(Website and app data records)
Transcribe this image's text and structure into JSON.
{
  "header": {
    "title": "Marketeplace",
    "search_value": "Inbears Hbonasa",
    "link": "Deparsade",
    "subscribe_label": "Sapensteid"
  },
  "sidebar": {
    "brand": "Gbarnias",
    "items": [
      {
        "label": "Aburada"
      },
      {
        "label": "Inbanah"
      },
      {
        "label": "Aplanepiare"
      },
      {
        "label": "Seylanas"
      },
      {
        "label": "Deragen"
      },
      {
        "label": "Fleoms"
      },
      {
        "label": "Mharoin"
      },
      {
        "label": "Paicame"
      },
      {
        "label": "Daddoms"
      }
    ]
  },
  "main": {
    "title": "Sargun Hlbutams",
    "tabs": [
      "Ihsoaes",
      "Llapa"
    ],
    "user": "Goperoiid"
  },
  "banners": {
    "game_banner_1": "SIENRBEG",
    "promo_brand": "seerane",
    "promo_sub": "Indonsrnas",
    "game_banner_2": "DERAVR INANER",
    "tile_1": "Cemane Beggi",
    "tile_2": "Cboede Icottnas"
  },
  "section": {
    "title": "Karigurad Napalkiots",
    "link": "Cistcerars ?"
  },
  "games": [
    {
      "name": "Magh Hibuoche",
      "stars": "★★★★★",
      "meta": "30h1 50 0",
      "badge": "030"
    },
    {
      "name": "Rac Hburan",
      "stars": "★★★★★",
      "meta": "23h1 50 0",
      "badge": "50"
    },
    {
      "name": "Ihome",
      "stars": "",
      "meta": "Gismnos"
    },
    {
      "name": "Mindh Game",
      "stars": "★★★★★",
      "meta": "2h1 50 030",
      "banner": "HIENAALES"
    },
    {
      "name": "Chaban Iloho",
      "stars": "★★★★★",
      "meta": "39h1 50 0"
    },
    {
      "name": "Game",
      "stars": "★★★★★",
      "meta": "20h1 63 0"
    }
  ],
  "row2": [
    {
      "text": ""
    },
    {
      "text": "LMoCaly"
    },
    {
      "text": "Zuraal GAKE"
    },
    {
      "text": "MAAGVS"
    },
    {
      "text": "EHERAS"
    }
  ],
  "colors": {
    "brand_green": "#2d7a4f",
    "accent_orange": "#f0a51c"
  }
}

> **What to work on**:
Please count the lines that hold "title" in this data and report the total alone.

> **Completed exercise**:
3